António Martins-Tuválkin, 15 March 2008
Here is the text of Joe Gulick from 2004 that clears the facts about two city flags:
"Lubbock's official city flag apparently is not the "Legendary Lubbock" flag that is currently standing in City Council chambers - and which received a low rating in a recent online survey of city flags. That flag's adoption by the city was an unofficial one. However, an earlier flag was officially adopted by the city on Feb. 11, 1971. That flag, featuring a red, white and blue color configuration similar to the Texas flag with a seal of Lubbock in the middle, has faded into obscurity. But it may well currently stand as Lubbock's official flag if its adoption was not repealed, according to the North American Vexillological Association book "American City Flags: 150 Flags from Akron to Yonkers." The 1971 flag was the result of a contest held by the Women's Club of Lubbock in 1970, according to the NAVA book. More than 100 designs were submitted, and the winning design was prepared by the city planning department staff.Source: www.lubbockonline.com/stories/110404/loc_110404031.shtml.

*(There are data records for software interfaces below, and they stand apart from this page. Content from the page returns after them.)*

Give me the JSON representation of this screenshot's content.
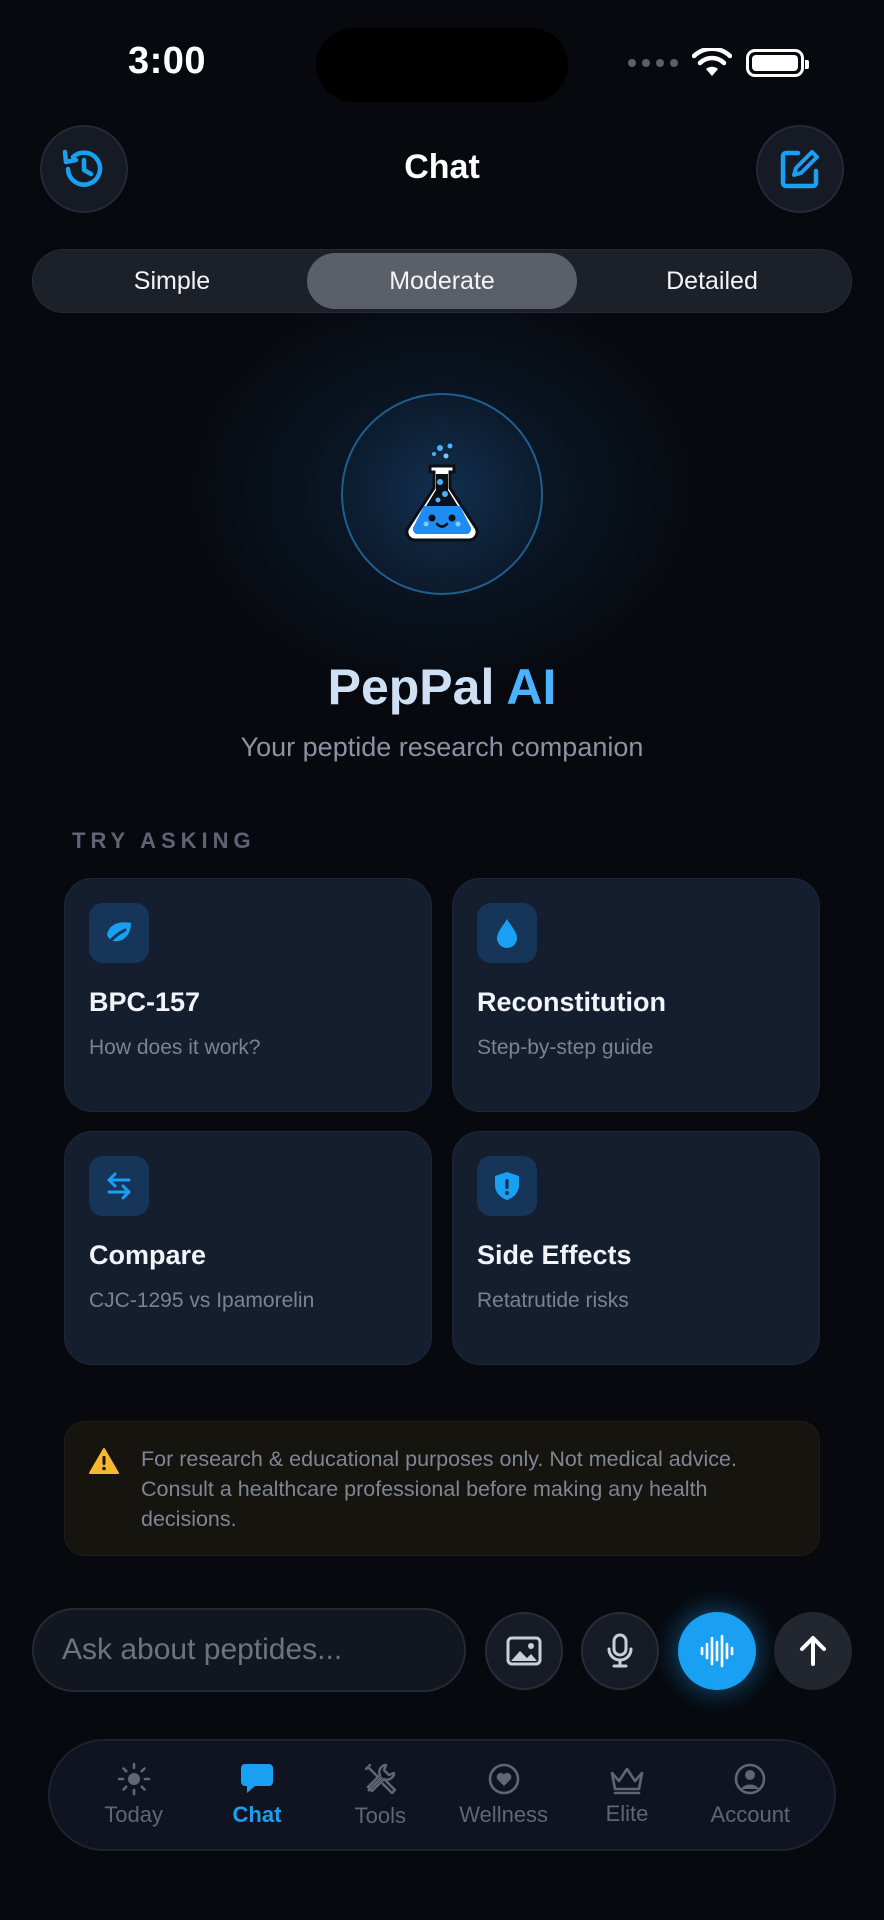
{
  "status_bar": {
    "time": "3:00"
  },
  "header": {
    "title": "Chat"
  },
  "modes": [
    {
      "label": "Simple",
      "active": false
    },
    {
      "label": "Moderate",
      "active": true
    },
    {
      "label": "Detailed",
      "active": false
    }
  ],
  "hero": {
    "title_part1": "PepPal",
    "title_part2": "AI",
    "subtitle": "Your peptide research companion"
  },
  "suggestions": {
    "label": "TRY ASKING",
    "cards": [
      {
        "icon": "leaf-icon",
        "title": "BPC-157",
        "subtitle": "How does it work?"
      },
      {
        "icon": "droplet-icon",
        "title": "Reconstitution",
        "subtitle": "Step-by-step guide"
      },
      {
        "icon": "arrows-swap-icon",
        "title": "Compare",
        "subtitle": "CJC-1295 vs Ipamorelin"
      },
      {
        "icon": "shield-alert-icon",
        "title": "Side Effects",
        "subtitle": "Retatrutide risks"
      }
    ]
  },
  "disclaimer": {
    "text": "For research & educational purposes only. Not medical advice. Consult a healthcare professional before making any health decisions."
  },
  "composer": {
    "placeholder": "Ask about peptides...",
    "value": ""
  },
  "tabs": [
    {
      "label": "Today",
      "icon": "sun-icon",
      "active": false
    },
    {
      "label": "Chat",
      "icon": "chat-bubble-icon",
      "active": true
    },
    {
      "label": "Tools",
      "icon": "tools-icon",
      "active": false
    },
    {
      "label": "Wellness",
      "icon": "heart-icon",
      "active": false
    },
    {
      "label": "Elite",
      "icon": "crown-icon",
      "active": false
    },
    {
      "label": "Account",
      "icon": "person-icon",
      "active": false
    }
  ],
  "colors": {
    "accent": "#19a0f2",
    "background": "#07090e",
    "card": "#151e2e",
    "warning": "#f5b82e"
  }
}
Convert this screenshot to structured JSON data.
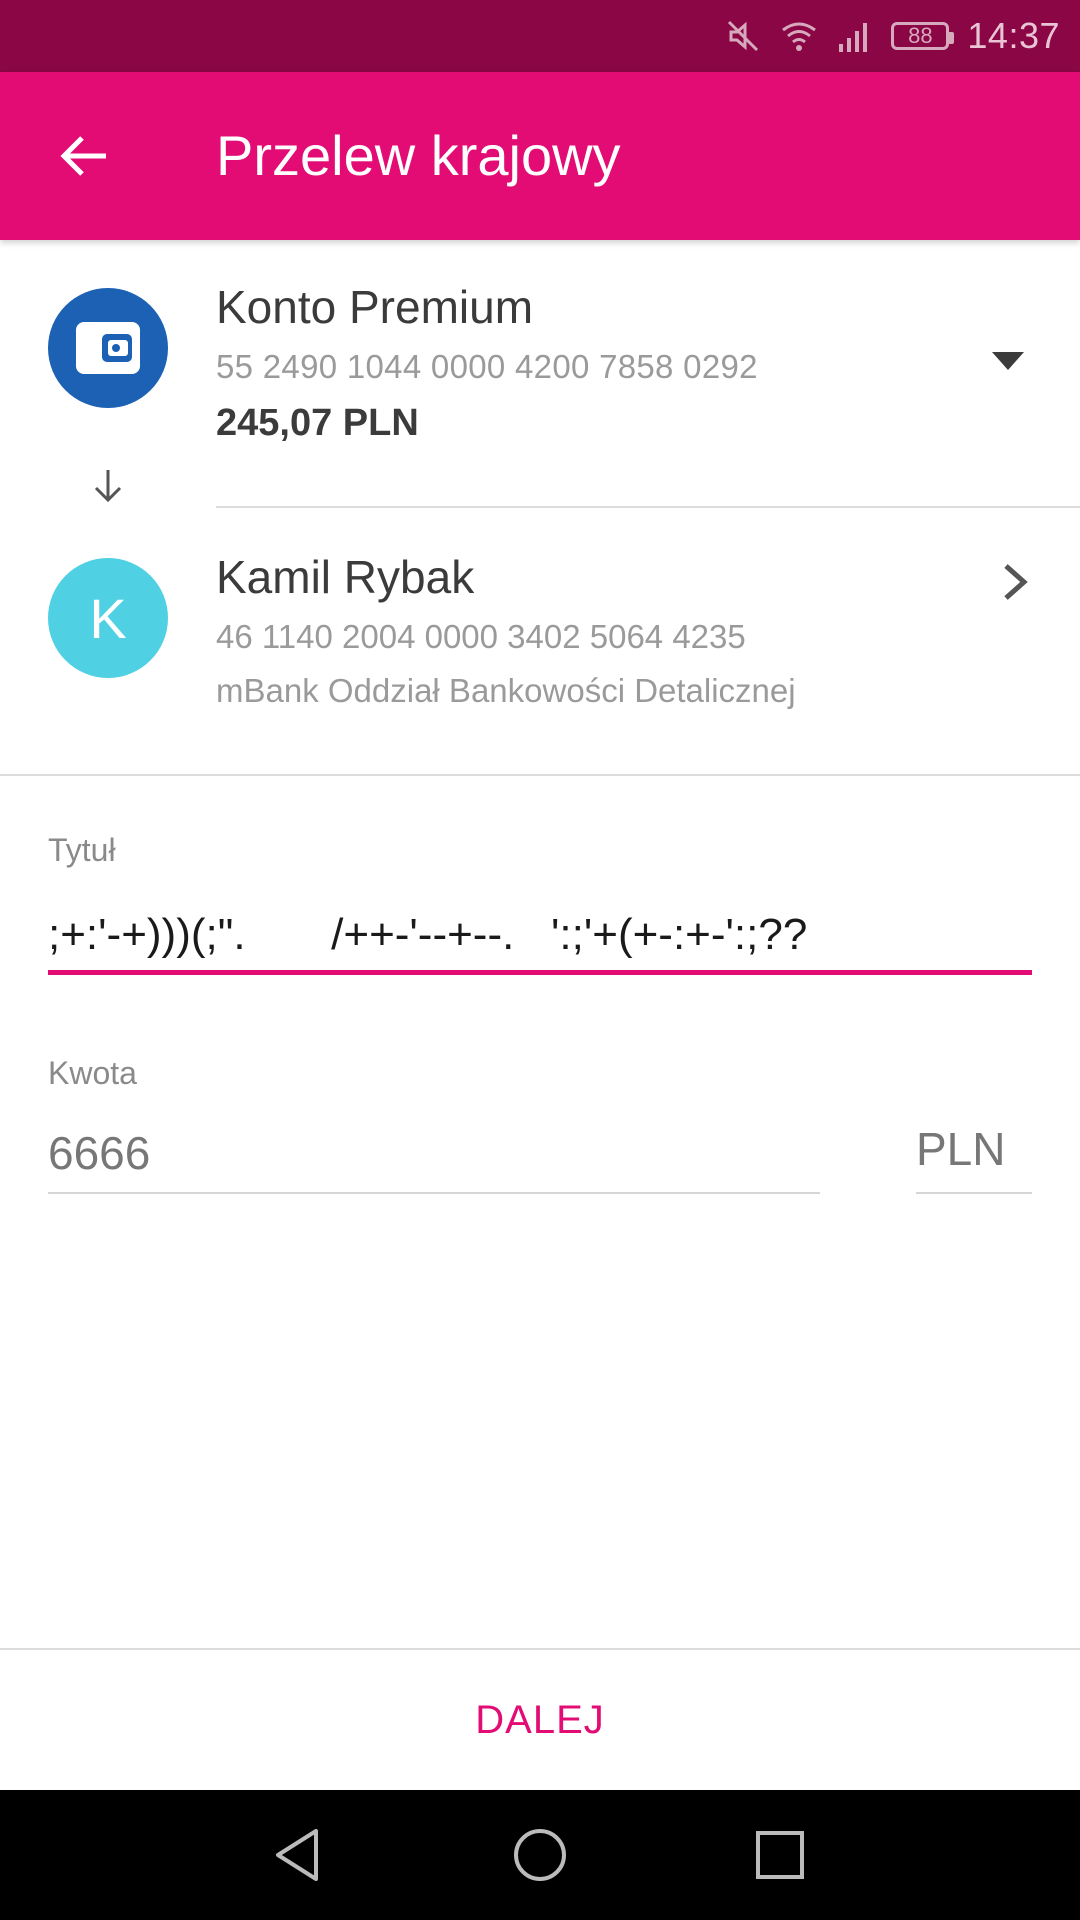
{
  "status_bar": {
    "time": "14:37",
    "battery": "88",
    "icons": [
      "mute-icon",
      "wifi-icon",
      "signal-icon",
      "battery-icon"
    ]
  },
  "app_bar": {
    "title": "Przelew krajowy",
    "back_icon": "arrow-left-icon"
  },
  "source_account": {
    "name": "Konto Premium",
    "number": "55 2490 1044 0000 4200 7858 0292",
    "balance": "245,07 PLN",
    "icon": "wallet-icon"
  },
  "recipient": {
    "initial": "K",
    "name": "Kamil Rybak",
    "number": "46 1140 2004 0000 3402 5064 4235",
    "bank": "mBank Oddział Bankowości Detalicznej"
  },
  "form": {
    "title_label": "Tytuł",
    "title_value": ";+:'-+)))(;\".       /++-'--+--.   ':;'+(+-:+-':;??",
    "amount_label": "Kwota",
    "amount_value": "6666",
    "currency": "PLN"
  },
  "footer": {
    "next_label": "DALEJ"
  },
  "colors": {
    "status_bar": "#8a0644",
    "primary": "#e20c74",
    "account_avatar": "#1c61b3",
    "recipient_avatar": "#4fd0e3"
  }
}
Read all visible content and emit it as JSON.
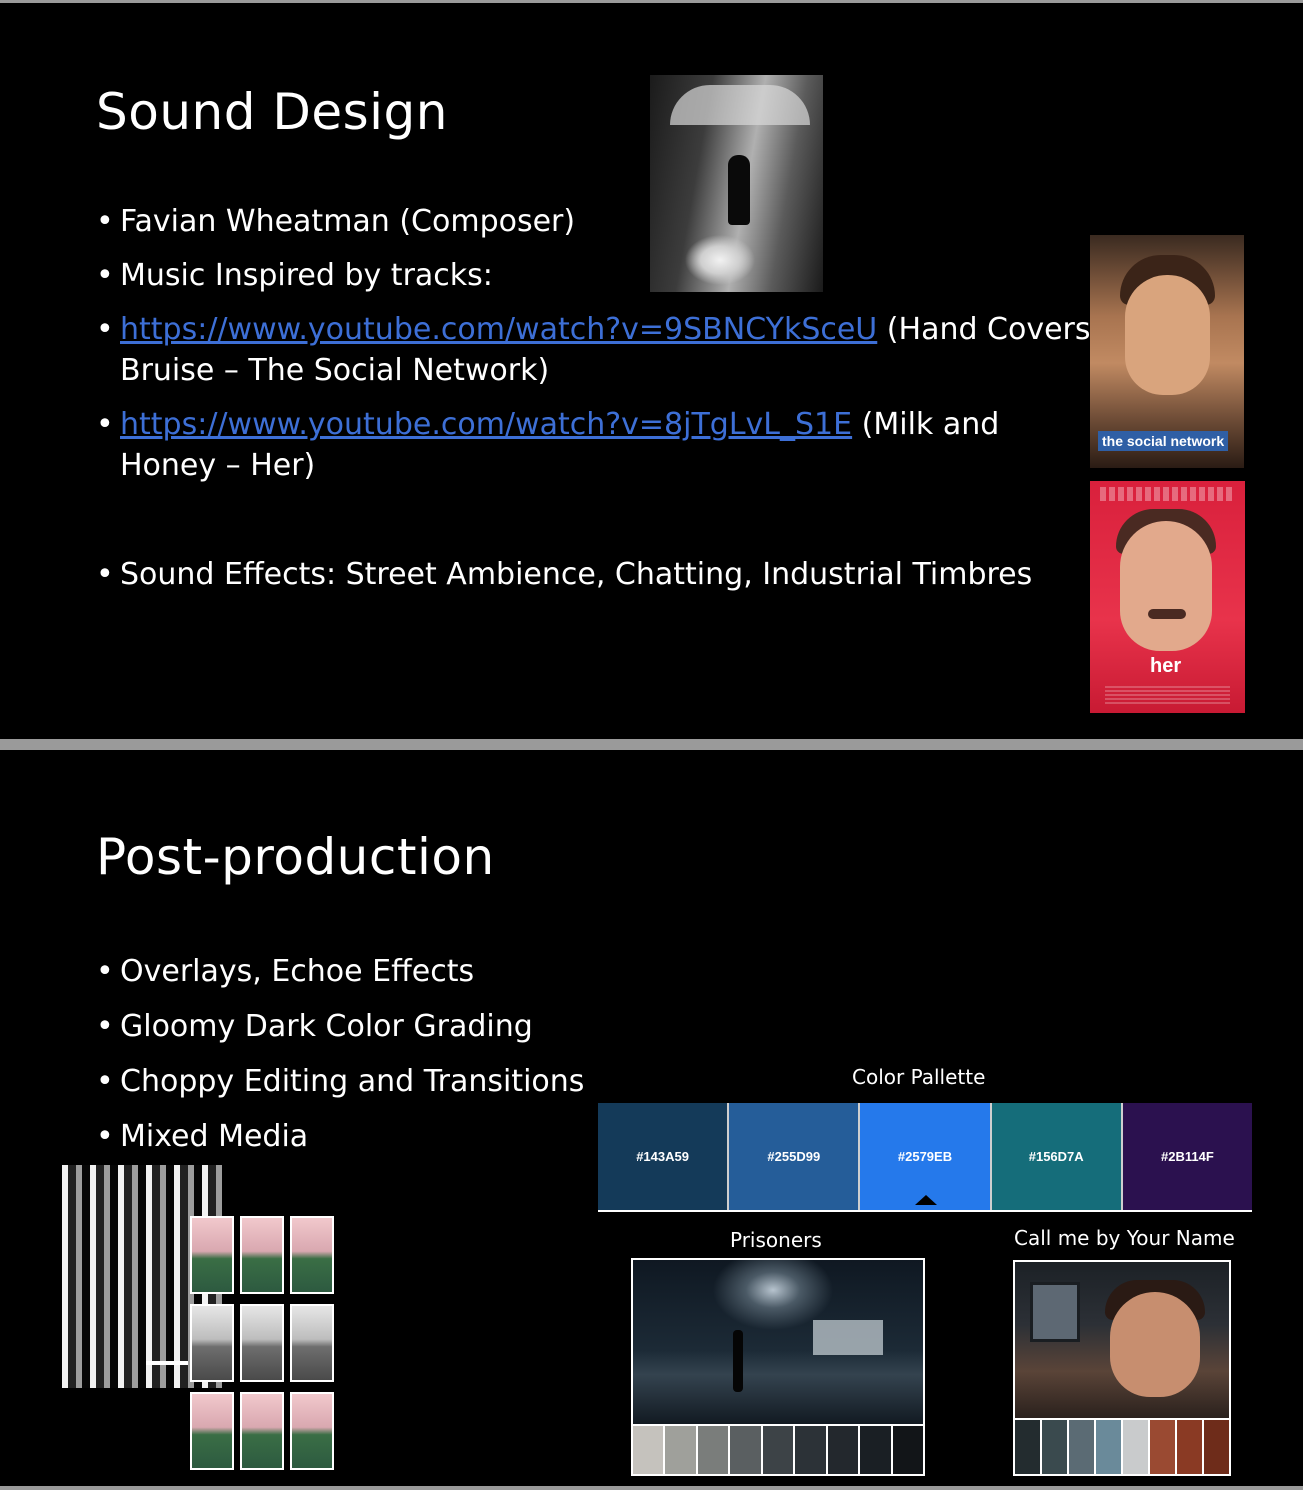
{
  "slide1": {
    "title": "Sound Design",
    "bullets": [
      {
        "text": "Favian Wheatman (Composer)"
      },
      {
        "text": "Music Inspired by tracks:"
      },
      {
        "link": "https://www.youtube.com/watch?v=9SBNCYkSceU",
        "text": " (Hand Covers Bruise – The Social Network)"
      },
      {
        "link": "https://www.youtube.com/watch?v=8jTgLvL_S1E",
        "text": " (Milk and Honey – Her)"
      },
      {
        "text": "Sound Effects: Street Ambience, Chatting, Industrial Timbres"
      }
    ],
    "posters": {
      "social_network": "the social network",
      "her": "her"
    }
  },
  "slide2": {
    "title": "Post-production",
    "bullets": [
      {
        "text": "Overlays, Echoe Effects"
      },
      {
        "text": "Gloomy Dark Color Grading"
      },
      {
        "text": "Choppy Editing and Transitions"
      },
      {
        "text": "Mixed Media"
      }
    ],
    "palette": {
      "label": "Color Pallette",
      "swatches": [
        {
          "hex": "#143A59",
          "color": "#143A59"
        },
        {
          "hex": "#255D99",
          "color": "#255D99"
        },
        {
          "hex": "#2579EB",
          "color": "#2579EB"
        },
        {
          "hex": "#156D7A",
          "color": "#156D7A"
        },
        {
          "hex": "#2B114F",
          "color": "#2B114F"
        }
      ]
    },
    "references": {
      "prisoners_label": "Prisoners",
      "cmbyn_label": "Call me by Your Name",
      "prisoners_strip": [
        "#c5c2bd",
        "#9fa09b",
        "#7a7d7b",
        "#5a5f61",
        "#3d4347",
        "#2c3237",
        "#23282d",
        "#1a1f24",
        "#121518"
      ],
      "cmbyn_strip": [
        "#232c2f",
        "#3a4a4e",
        "#5b6b74",
        "#6a8a9a",
        "#c9cbcc",
        "#9a4a32",
        "#8a3a24",
        "#6e2c1a"
      ]
    }
  }
}
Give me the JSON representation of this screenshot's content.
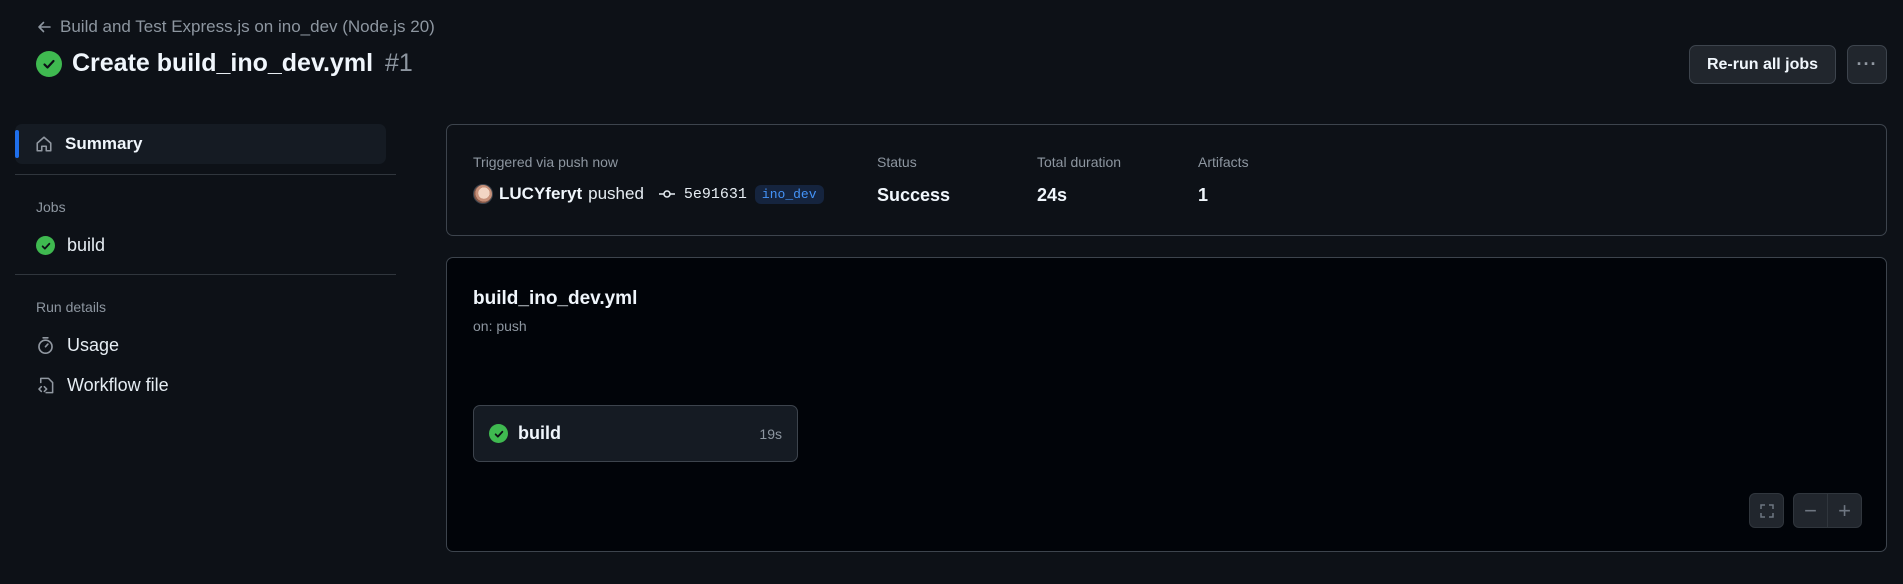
{
  "header": {
    "back_label": "Build and Test Express.js on ino_dev (Node.js 20)",
    "run_title": "Create build_ino_dev.yml",
    "run_number": "#1",
    "rerun_label": "Re-run all jobs",
    "more_label": "···",
    "status_color": "#3fb950"
  },
  "sidebar": {
    "summary_label": "Summary",
    "jobs_heading": "Jobs",
    "jobs": [
      {
        "label": "build",
        "status": "success"
      }
    ],
    "run_details_heading": "Run details",
    "details": [
      {
        "label": "Usage",
        "icon": "stopwatch-icon"
      },
      {
        "label": "Workflow file",
        "icon": "file-code-icon"
      }
    ]
  },
  "summary": {
    "trigger_label": "Triggered via push now",
    "actor": "LUCYferyt",
    "action": "pushed",
    "commit_sha": "5e91631",
    "branch": "ino_dev",
    "status_label": "Status",
    "status_value": "Success",
    "duration_label": "Total duration",
    "duration_value": "24s",
    "artifacts_label": "Artifacts",
    "artifacts_value": "1"
  },
  "workflow": {
    "file_name": "build_ino_dev.yml",
    "trigger": "on: push",
    "jobs": [
      {
        "name": "build",
        "duration": "19s",
        "status": "success"
      }
    ],
    "controls": {
      "fullscreen_icon": "fullscreen-icon",
      "zoom_out": "−",
      "zoom_in": "+"
    }
  }
}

Former Mayor Alan Henry and retired city employees recalled that there was an earlier flag that was the result of a contest, but they did not know the correct date. Henry thought it occurred at Lubbock's 75th anniversary in 1984, and longtime city employee David Jones thought it occurred at the time of the nation's bicentennial. No one could recall what the earlier flag looked like.
The current flag features a jukebox-design logo designed in 1996 by the Lubbock Convention and Visitors Bureau that reads "Legendary Lubbock." Under the logo are the words "Music Crossroads of Texas," which was a designation given to Lubbock by the Texas Legislature in 1999. The flag was first raised on April 5, 2000, by then-Mayor Windy Sitton and students participating in Local Government Week in Lubbock County, according to the NAVA book. The "Legendary Lubbock" flag was recently ranked 144th out of 150 in a survey of city flags in the United States on NAVA's Web site. Ted Kaye, who conducted the NAVA survey, said this week he thinks the "Legendary Lubbock" design is a great logo that did not work as a flag design. Just because survey participants did not like Lubbock's city flag did not necessarily mean they did not like the logo, he said. Lloyd Caballero, vice president of the Thomas Agency, which designed the logo, said that it was not designed to be a flag. "Logos are meant to be seen close-up on a flat surface and not moving," Kaye said. "What you draw or see on a piece of paper in front of you is not necessarily going to work well on a piece of fabric 200 feet away while it's moving - and when you may be seeing it from the back.""
It looks like the Jukebox themed flag and logo are no longer in use. There is no sign of the flag in pictures that I can find of the council chambers, and the city has adopted a new logo. In this 2011 picture of the police honor guard, the previous Texas-y flag of the City of Lubbock appears to be back in use with the addition of a vertical white stripe along the blue bar at the hoist:
The seal is larger and more colorful than the one shown here, though I could not find one on the web.
New logo (not on flag): http://upload.wikimedia.org/wikipedia/en/d/d4/Lubbock_tx_city_logo.png
Dave Fowler, 7 July 2014
image by Blas Delgado, 19 February 2001
On a Texas style flag is a white map of Texas on a black circle. The black circle is bordered by a white band, which in turn is bordered by a black stripe. The date 1909 appears in the NE of the map in black, and the words CITY OF LUBBOCK TEXAS appear in black on the white band.
Mason Kaye, 8 June 2004